▸ Your objective
Verbatim copy, pictures excluded: every line from the one with "What data populates" through the final line of the data below, and no other line.

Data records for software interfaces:

..............................

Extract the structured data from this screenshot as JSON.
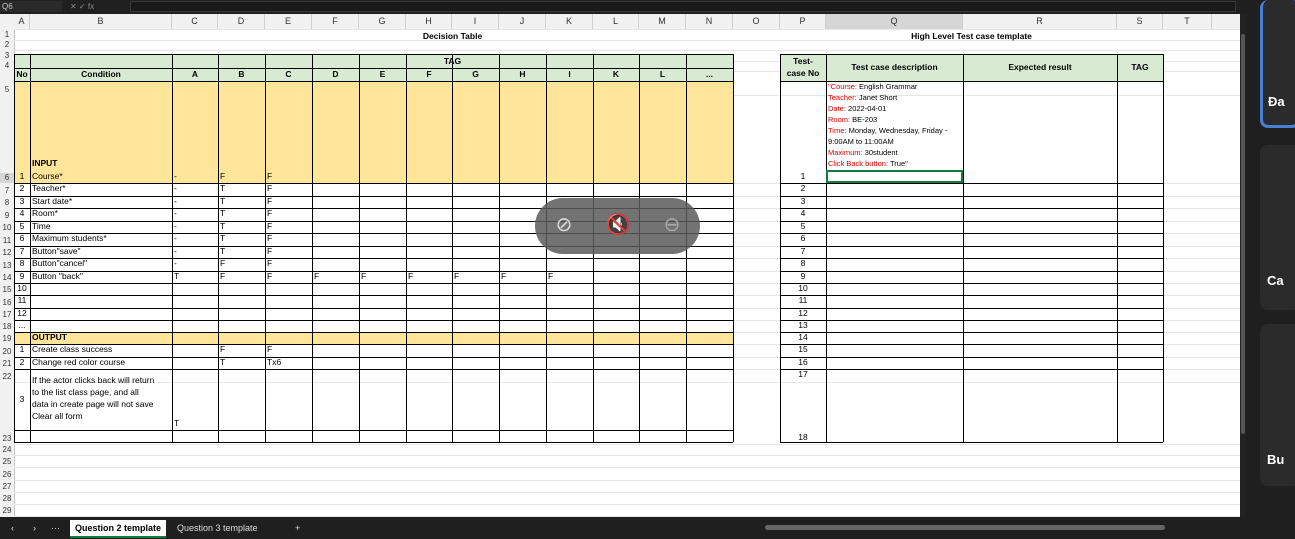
{
  "formula_bar": {
    "namebox": "Q6",
    "fx": "fx"
  },
  "columns": [
    "A",
    "B",
    "C",
    "D",
    "E",
    "F",
    "G",
    "H",
    "I",
    "J",
    "K",
    "L",
    "M",
    "N",
    "O",
    "P",
    "Q",
    "R",
    "S",
    "T"
  ],
  "rows": [
    "1",
    "2",
    "3",
    "4",
    "5",
    "6",
    "7",
    "8",
    "9",
    "10",
    "11",
    "12",
    "13",
    "14",
    "15",
    "16",
    "17",
    "18",
    "19",
    "20",
    "21",
    "22",
    "23",
    "24",
    "25",
    "26",
    "27",
    "28",
    "29"
  ],
  "decision": {
    "title": "Decision Table",
    "tag": "TAG",
    "no": "No",
    "condition": "Condition",
    "tag_cols": [
      "A",
      "B",
      "C",
      "D",
      "E",
      "F",
      "G",
      "H",
      "I",
      "K",
      "L",
      "..."
    ],
    "input": "INPUT",
    "output": "OUTPUT",
    "input_rows": [
      {
        "no": "1",
        "cond": "Course*",
        "vals": [
          "-",
          "F",
          "F",
          "",
          "",
          "",
          "",
          "",
          "",
          "",
          "",
          ""
        ]
      },
      {
        "no": "2",
        "cond": "Teacher*",
        "vals": [
          "-",
          "T",
          "F",
          "",
          "",
          "",
          "",
          "",
          "",
          "",
          "",
          ""
        ]
      },
      {
        "no": "3",
        "cond": "Start date*",
        "vals": [
          "-",
          "T",
          "F",
          "",
          "",
          "",
          "",
          "",
          "",
          "",
          "",
          ""
        ]
      },
      {
        "no": "4",
        "cond": "Room*",
        "vals": [
          "-",
          "T",
          "F",
          "",
          "",
          "",
          "",
          "",
          "",
          "",
          "",
          ""
        ]
      },
      {
        "no": "5",
        "cond": "Time",
        "vals": [
          "-",
          "T",
          "F",
          "",
          "",
          "",
          "",
          "",
          "",
          "",
          "",
          ""
        ]
      },
      {
        "no": "6",
        "cond": "Maximum students*",
        "vals": [
          "-",
          "T",
          "F",
          "",
          "",
          "",
          "",
          "",
          "",
          "",
          "",
          ""
        ]
      },
      {
        "no": "7",
        "cond": "Button\"save\"",
        "vals": [
          "-",
          "T",
          "F",
          "",
          "",
          "",
          "",
          "",
          "",
          "",
          "",
          ""
        ]
      },
      {
        "no": "8",
        "cond": "Button\"cancel\"",
        "vals": [
          "-",
          "F",
          "F",
          "",
          "",
          "",
          "",
          "",
          "",
          "",
          "",
          ""
        ]
      },
      {
        "no": "9",
        "cond": "Button \"back\"",
        "vals": [
          "T",
          "F",
          "F",
          "F",
          "F",
          "F",
          "F",
          "F",
          "F",
          "",
          "",
          ""
        ]
      },
      {
        "no": "10",
        "cond": "",
        "vals": [
          "",
          "",
          "",
          "",
          "",
          "",
          "",
          "",
          "",
          "",
          "",
          ""
        ]
      },
      {
        "no": "11",
        "cond": "",
        "vals": [
          "",
          "",
          "",
          "",
          "",
          "",
          "",
          "",
          "",
          "",
          "",
          ""
        ]
      },
      {
        "no": "12",
        "cond": "",
        "vals": [
          "",
          "",
          "",
          "",
          "",
          "",
          "",
          "",
          "",
          "",
          "",
          ""
        ]
      },
      {
        "no": "...",
        "cond": "",
        "vals": [
          "",
          "",
          "",
          "",
          "",
          "",
          "",
          "",
          "",
          "",
          "",
          ""
        ]
      }
    ],
    "output_rows": [
      {
        "no": "1",
        "cond": "Create class success",
        "vals": [
          "",
          "F",
          "F"
        ]
      },
      {
        "no": "2",
        "cond": "Change red color course",
        "vals": [
          "",
          "T",
          "Tx6"
        ]
      }
    ],
    "out3": {
      "no": "3",
      "lines": [
        "If the actor clicks back will return",
        "to the list class page, and all",
        "data in create page will not save",
        "Clear all form"
      ],
      "val": "T"
    }
  },
  "highlevel": {
    "title": "High Level Test case template",
    "col_no": [
      "Test-",
      "case No"
    ],
    "col_desc": "Test case description",
    "col_exp": "Expected result",
    "col_tag": "TAG",
    "desc1": [
      {
        "label": "Course:",
        "value": " English Grammar",
        "prefix": "\""
      },
      {
        "label": "Teacher:",
        "value": " Janet Short"
      },
      {
        "label": "Date:",
        "value": " 2022-04-01"
      },
      {
        "label": "Room:",
        "value": " BE-203"
      },
      {
        "label": "Time:",
        "value": " Monday, Wednesday, Friday -"
      },
      {
        "label": "",
        "value": "9:00AM to 11:00AM"
      },
      {
        "label": "Maximum:",
        "value": " 30student"
      },
      {
        "label": "Click Back button:",
        "value": " True\""
      }
    ],
    "numbers": [
      "1",
      "2",
      "3",
      "4",
      "5",
      "6",
      "7",
      "8",
      "9",
      "10",
      "11",
      "12",
      "13",
      "14",
      "15",
      "16",
      "17",
      "18"
    ]
  },
  "tabs": [
    "Question 2 template",
    "Question 3 template"
  ],
  "tab_nav": {
    "prev": "‹",
    "next": "›",
    "more": "···",
    "add": "+"
  },
  "right_panel": [
    "Đa",
    "Ca",
    "Bu"
  ]
}
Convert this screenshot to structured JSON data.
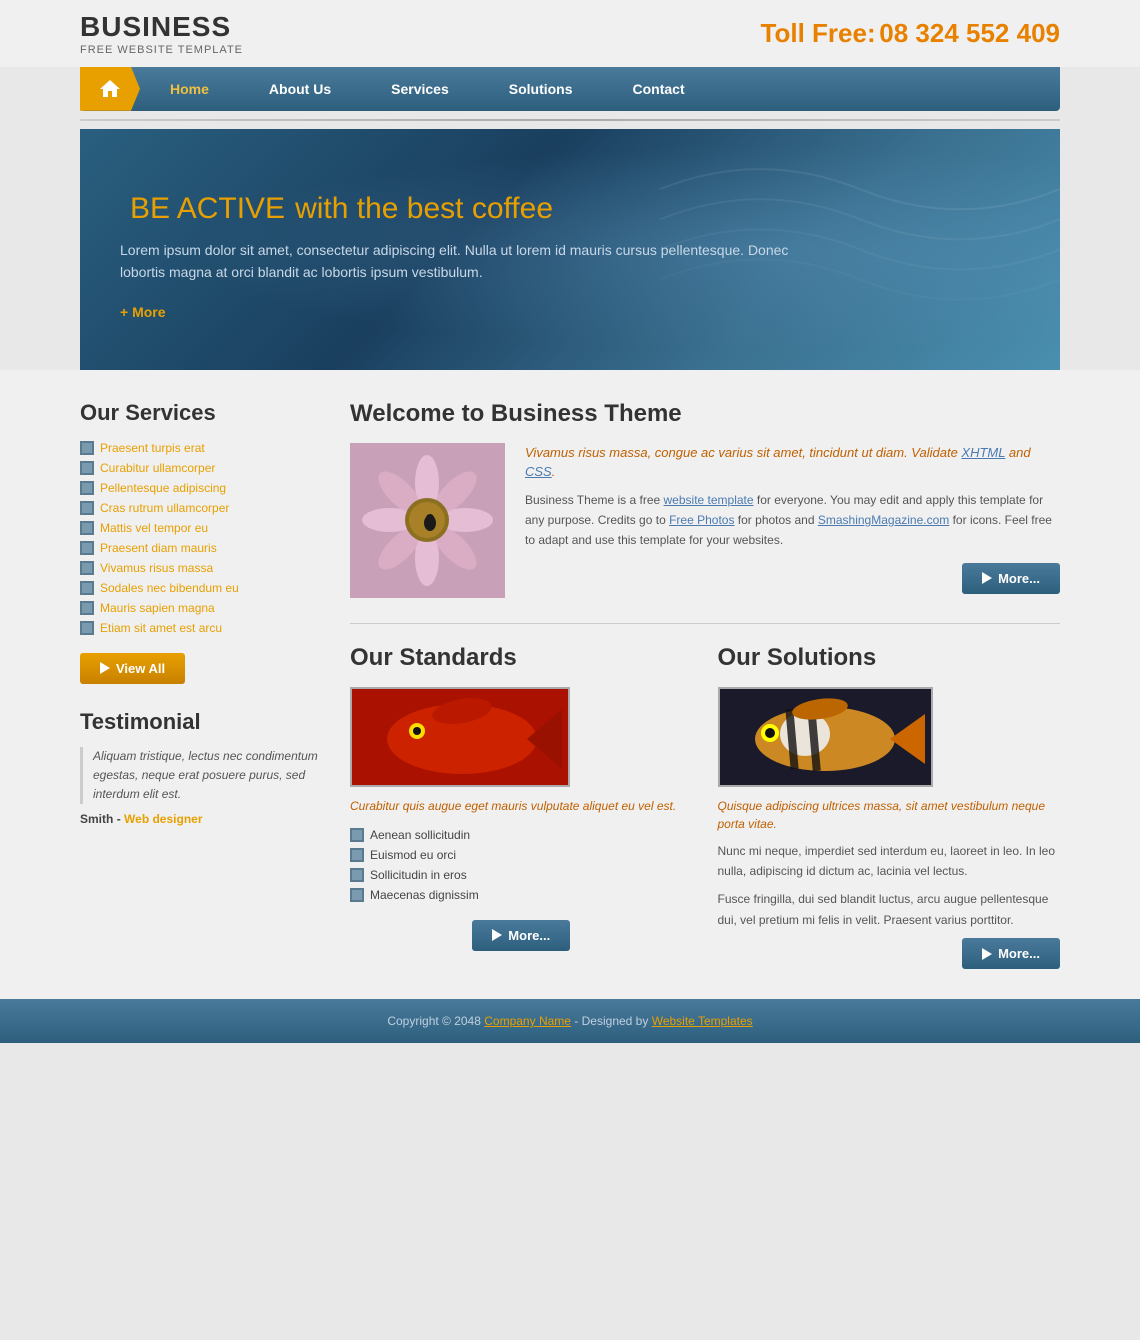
{
  "header": {
    "logo_title": "BUSINESS",
    "logo_subtitle": "FREE WEBSITE TEMPLATE",
    "toll_free_label": "Toll Free:",
    "toll_free_number": "08 324 552 409"
  },
  "nav": {
    "items": [
      {
        "label": "Home",
        "active": true
      },
      {
        "label": "About Us",
        "active": false
      },
      {
        "label": "Services",
        "active": false
      },
      {
        "label": "Solutions",
        "active": false
      },
      {
        "label": "Contact",
        "active": false
      }
    ]
  },
  "hero": {
    "title_main": "BE ACTIVE",
    "title_accent": "with the best coffee",
    "description": "Lorem ipsum dolor sit amet, consectetur adipiscing elit. Nulla ut lorem id mauris cursus pellentesque. Donec lobortis magna at orci blandit ac lobortis ipsum vestibulum.",
    "more_link": "More"
  },
  "sidebar": {
    "services_title": "Our Services",
    "services_list": [
      "Praesent turpis erat",
      "Curabitur ullamcorper",
      "Pellentesque adipiscing",
      "Cras rutrum ullamcorper",
      "Mattis vel tempor eu",
      "Praesent diam mauris",
      "Vivamus risus massa",
      "Sodales nec bibendum eu",
      "Mauris sapien magna",
      "Etiam sit amet est arcu"
    ],
    "view_all_btn": "View All",
    "testimonial_title": "Testimonial",
    "testimonial_text": "Aliquam tristique, lectus nec condimentum egestas, neque erat posuere purus, sed interdum elit est.",
    "testimonial_author": "Smith",
    "testimonial_role": "Web designer"
  },
  "welcome": {
    "title": "Welcome to Business Theme",
    "italic_text": "Vivamus risus massa, congue ac varius sit amet, tincidunt ut diam. Validate XHTML and CSS.",
    "body_text": "Business Theme is a free website template for everyone. You may edit and apply this template for any purpose. Credits go to Free Photos for photos and SmashingMagazine.com for icons. Feel free to adapt and use this template for your websites.",
    "more_btn": "More..."
  },
  "standards": {
    "title": "Our Standards",
    "italic_text": "Curabitur quis augue eget mauris vulputate aliquet eu vel est.",
    "list": [
      "Aenean sollicitudin",
      "Euismod eu orci",
      "Sollicitudin in eros",
      "Maecenas dignissim"
    ],
    "more_btn": "More..."
  },
  "solutions": {
    "title": "Our Solutions",
    "italic_text": "Quisque adipiscing ultrices massa, sit amet vestibulum neque porta vitae.",
    "body1": "Nunc mi neque, imperdiet sed interdum eu, laoreet in leo. In leo nulla, adipiscing id dictum ac, lacinia vel lectus.",
    "body2": "Fusce fringilla, dui sed blandit luctus, arcu augue pellentesque dui, vel pretium mi felis in velit. Praesent varius porttitor.",
    "more_btn": "More..."
  },
  "footer": {
    "copyright": "Copyright © 2048",
    "company_name": "Company Name",
    "designed_by": "Designed by",
    "website_templates": "Website Templates"
  }
}
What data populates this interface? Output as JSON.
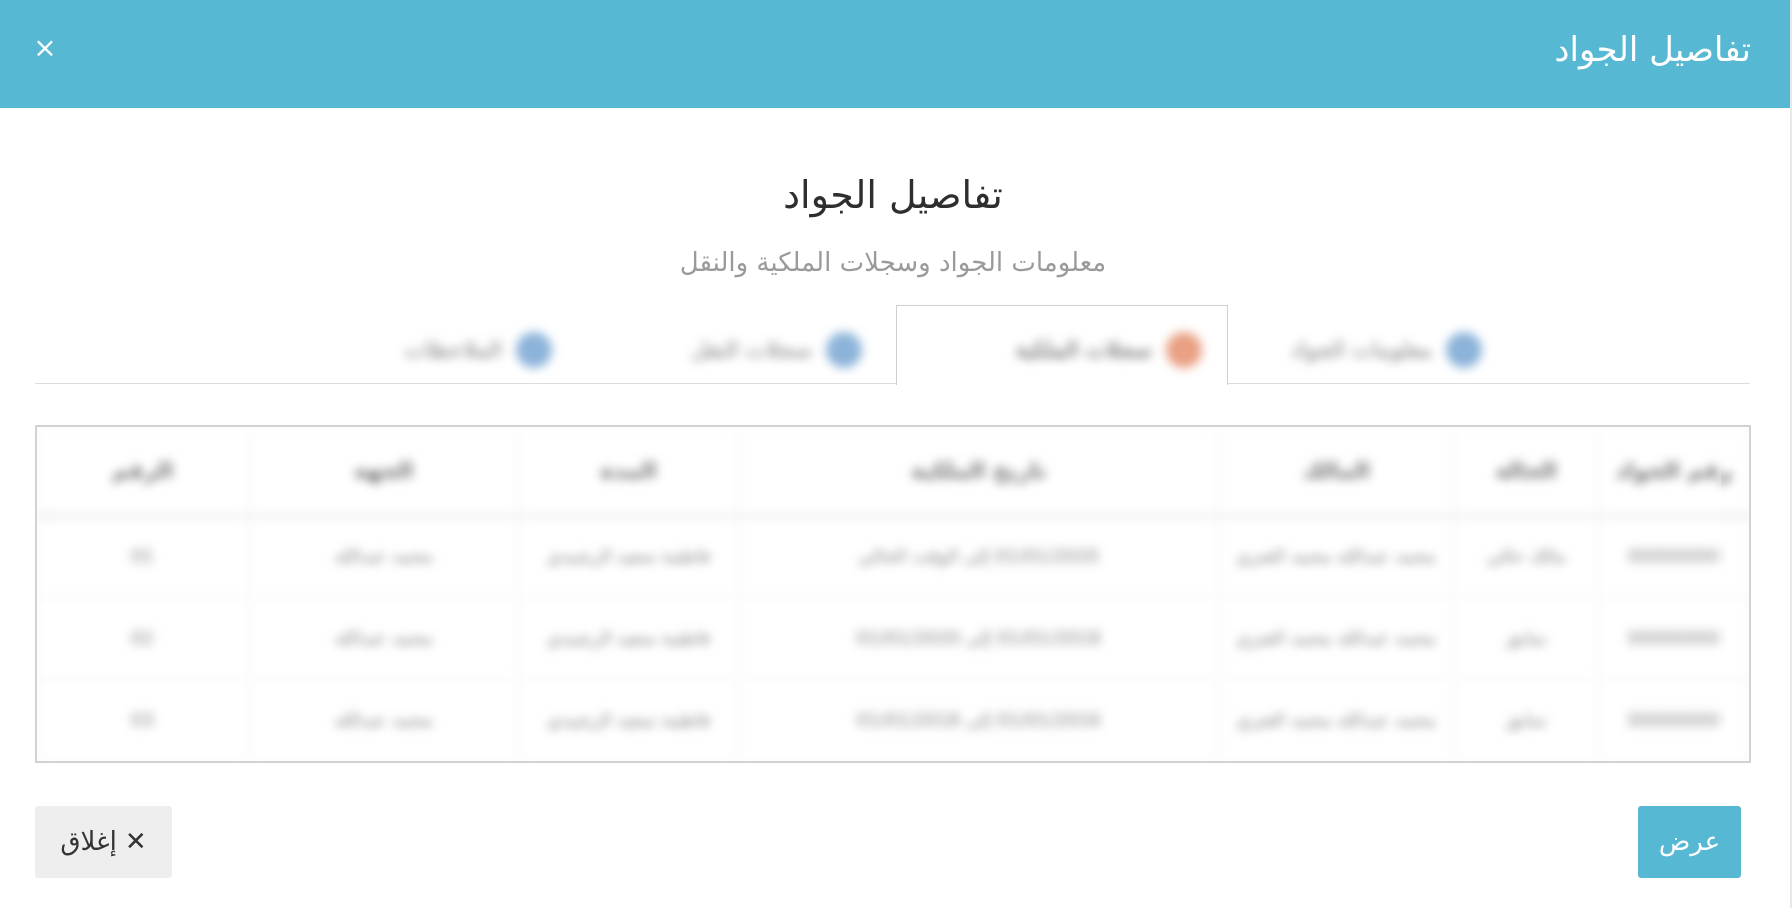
{
  "modal": {
    "title": "تفاصيل الجواد",
    "close_symbol": "×"
  },
  "content": {
    "title": "تفاصيل الجواد",
    "subtitle": "معلومات الجواد وسجلات الملكية والنقل"
  },
  "tabs": [
    {
      "label": "معلومات الجواد",
      "icon": "info-icon",
      "active": false
    },
    {
      "label": "سجلات الملكية",
      "icon": "document-icon",
      "active": true
    },
    {
      "label": "سجلات النقل",
      "icon": "transfer-icon",
      "active": false
    },
    {
      "label": "الملاحظات",
      "icon": "notes-icon",
      "active": false
    }
  ],
  "table": {
    "headers": [
      "رقم الجواد",
      "الحالة",
      "المالك",
      "تاريخ الملكية",
      "المدة",
      "الجهة",
      "الرقم"
    ],
    "rows": [
      [
        "00000000",
        "مالك حالي",
        "محمد عبدالله محمد العنزي",
        "01/01/2020 إلى الوقت الحالي",
        "فاطمة سعيد الرشيدي",
        "محمد عبدالله",
        "01"
      ],
      [
        "00000000",
        "سابق",
        "محمد عبدالله محمد العنزي",
        "01/01/2018 إلى 01/01/2020",
        "فاطمة سعيد الرشيدي",
        "محمد عبدالله",
        "02"
      ],
      [
        "00000000",
        "سابق",
        "محمد عبدالله محمد العنزي",
        "01/01/2016 إلى 01/01/2018",
        "فاطمة سعيد الرشيدي",
        "محمد عبدالله",
        "03"
      ]
    ]
  },
  "footer": {
    "view_label": "عرض",
    "close_label": "إغلاق",
    "close_glyph": "✕"
  },
  "colors": {
    "header_bg": "#56b8d3",
    "primary_button": "#56b8d3",
    "secondary_button": "#eeeeee",
    "subtitle_text": "#9a9a9a"
  }
}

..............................

▸ Expected answer
What data populates this interface? Output as JSON.
{
  "modal": {
    "title": "تفاصيل الجواد",
    "close_symbol": "×"
  },
  "content": {
    "title": "تفاصيل الجواد",
    "subtitle": "معلومات الجواد وسجلات الملكية والنقل"
  },
  "tabs": [
    {
      "label": "معلومات الجواد",
      "icon": "info-icon",
      "active": false
    },
    {
      "label": "سجلات الملكية",
      "icon": "document-icon",
      "active": true
    },
    {
      "label": "سجلات النقل",
      "icon": "transfer-icon",
      "active": false
    },
    {
      "label": "الملاحظات",
      "icon": "notes-icon",
      "active": false
    }
  ],
  "table": {
    "headers": [
      "رقم الجواد",
      "الحالة",
      "المالك",
      "تاريخ الملكية",
      "المدة",
      "الجهة",
      "الرقم"
    ],
    "rows": [
      [
        "00000000",
        "مالك حالي",
        "محمد عبدالله محمد العنزي",
        "01/01/2020 إلى الوقت الحالي",
        "فاطمة سعيد الرشيدي",
        "محمد عبدالله",
        "01"
      ],
      [
        "00000000",
        "سابق",
        "محمد عبدالله محمد العنزي",
        "01/01/2018 إلى 01/01/2020",
        "فاطمة سعيد الرشيدي",
        "محمد عبدالله",
        "02"
      ],
      [
        "00000000",
        "سابق",
        "محمد عبدالله محمد العنزي",
        "01/01/2016 إلى 01/01/2018",
        "فاطمة سعيد الرشيدي",
        "محمد عبدالله",
        "03"
      ]
    ]
  },
  "footer": {
    "view_label": "عرض",
    "close_label": "إغلاق",
    "close_glyph": "✕"
  },
  "colors": {
    "header_bg": "#56b8d3",
    "primary_button": "#56b8d3",
    "secondary_button": "#eeeeee",
    "subtitle_text": "#9a9a9a"
  }
}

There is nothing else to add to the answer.